Scale Up or Scale Out for SQL Server Data Warehouses

Historically, scale up has been the model for Microsoft data warehouses. Running a large, multi-terabyte data warehouse meant buying a lot of hardware for a single server, and hoping that it would be enough, once the warehouse was fully loaded and under use. If the hardware wasn’t sized properly, you could be looking at big costs for purchasing a new server, with more capacity for memory, disk, and CPUs.

Over the past several months, though, there have been a number of announcements in the SQL Server space that change that. We now have the option of scaling our warehouses up or out. Project “Madison”, which is the integration of the massively parallel processing (MPP) technologies from the DATAllegro acquisition, promises to allow SQL Server 2008 to scale out to 100s of terabytes in the warehouse, by distributing processing among multiple commodity servers. Even though it’s not been officially released yet, I’ve seen several demos of the functionality, and it looks promising. The advantage of this approach is that as you need additional capacity, you simply add additional servers.

On the scale up front, last week Microsoft announced “SQL Server Fast Track Data Warehouse”, which is a set of reference architectures for symmetrical multi processing (SMP) data warehousing.
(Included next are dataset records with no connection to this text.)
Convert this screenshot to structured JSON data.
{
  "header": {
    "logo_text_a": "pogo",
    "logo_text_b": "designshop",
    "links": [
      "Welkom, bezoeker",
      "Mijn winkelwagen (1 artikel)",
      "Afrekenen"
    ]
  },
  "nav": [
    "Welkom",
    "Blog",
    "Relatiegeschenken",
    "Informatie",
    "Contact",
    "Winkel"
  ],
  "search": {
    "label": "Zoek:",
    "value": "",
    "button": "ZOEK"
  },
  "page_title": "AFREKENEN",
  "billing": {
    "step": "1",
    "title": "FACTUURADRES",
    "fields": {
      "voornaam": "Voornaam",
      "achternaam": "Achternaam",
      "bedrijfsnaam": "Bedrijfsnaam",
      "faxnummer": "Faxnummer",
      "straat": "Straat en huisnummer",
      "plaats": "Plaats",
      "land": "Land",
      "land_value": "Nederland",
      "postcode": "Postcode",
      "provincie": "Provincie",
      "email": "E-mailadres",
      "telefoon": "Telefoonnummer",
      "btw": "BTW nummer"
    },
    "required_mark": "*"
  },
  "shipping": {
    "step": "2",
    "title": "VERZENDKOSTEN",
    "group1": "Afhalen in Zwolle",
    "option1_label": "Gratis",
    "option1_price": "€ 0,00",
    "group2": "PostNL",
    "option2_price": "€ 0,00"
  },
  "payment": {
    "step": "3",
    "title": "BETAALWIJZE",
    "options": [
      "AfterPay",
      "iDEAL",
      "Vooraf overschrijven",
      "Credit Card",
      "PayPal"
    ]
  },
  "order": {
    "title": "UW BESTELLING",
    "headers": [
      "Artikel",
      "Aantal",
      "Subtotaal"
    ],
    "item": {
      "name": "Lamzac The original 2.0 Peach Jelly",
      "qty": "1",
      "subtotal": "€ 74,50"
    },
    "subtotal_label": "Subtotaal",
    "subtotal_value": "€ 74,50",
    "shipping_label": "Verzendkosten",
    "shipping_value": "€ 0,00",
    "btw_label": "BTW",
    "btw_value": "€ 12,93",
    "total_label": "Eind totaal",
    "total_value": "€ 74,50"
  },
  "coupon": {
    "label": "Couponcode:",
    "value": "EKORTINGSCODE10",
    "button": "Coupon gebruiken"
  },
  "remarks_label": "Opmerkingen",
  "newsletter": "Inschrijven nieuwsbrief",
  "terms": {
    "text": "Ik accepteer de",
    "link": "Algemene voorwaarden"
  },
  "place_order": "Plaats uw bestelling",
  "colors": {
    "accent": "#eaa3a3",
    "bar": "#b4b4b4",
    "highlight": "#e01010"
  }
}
These are single server configurations that are optimized for data warehousing workloads, and have been tested and validated. These take much of the guesswork out of sizing your data warehouse server. However, you still have to provide good estimates of query volume and size to use the reference architectures effectively.

So now the question becomes, should you target a scale up or scale out approach for your data warehouse? One of the deciding factors is going to be your data volume. The Fast Track reference architectures are currently targeted towards 4 to 32 terabyte warehouses. Given current hardware restrictions, that’s the practical limit for a single server. However, as the hardware continues to get better, that number is expected to go up. “Madison”, on the other hand, can scale well past 32 terabytes. So if your current data needs are greater than 32 terabytes, I’d be looking closely at “Madison”.

What if your current needs are less than 32 terabytes, but you expect to grow past that point over the next couple of years? Well, fortunately, the Fast Track reference architectures are designed to offer an easy transition to “Madison”, when your needs grow to that point. And if you expect your data volumes to stay below the 32 terabyte mark, then the Fast Track reference architectures certainly offer a greater degree of confidence that you are getting the appropriate configuration for your warehouse.

It’s always nice to have options, and improving the scaling abilities of SQL Server should certainly help Microsoft in the large data warehouse marketplace. However, the roadmap for how this might apply to the Analysis Services component of SQL Server hasn’t really been directly addressed yet. It would seem logical to offer the same sort of solutions in that space. It will be interesting to see which direction Microsoft takes on that.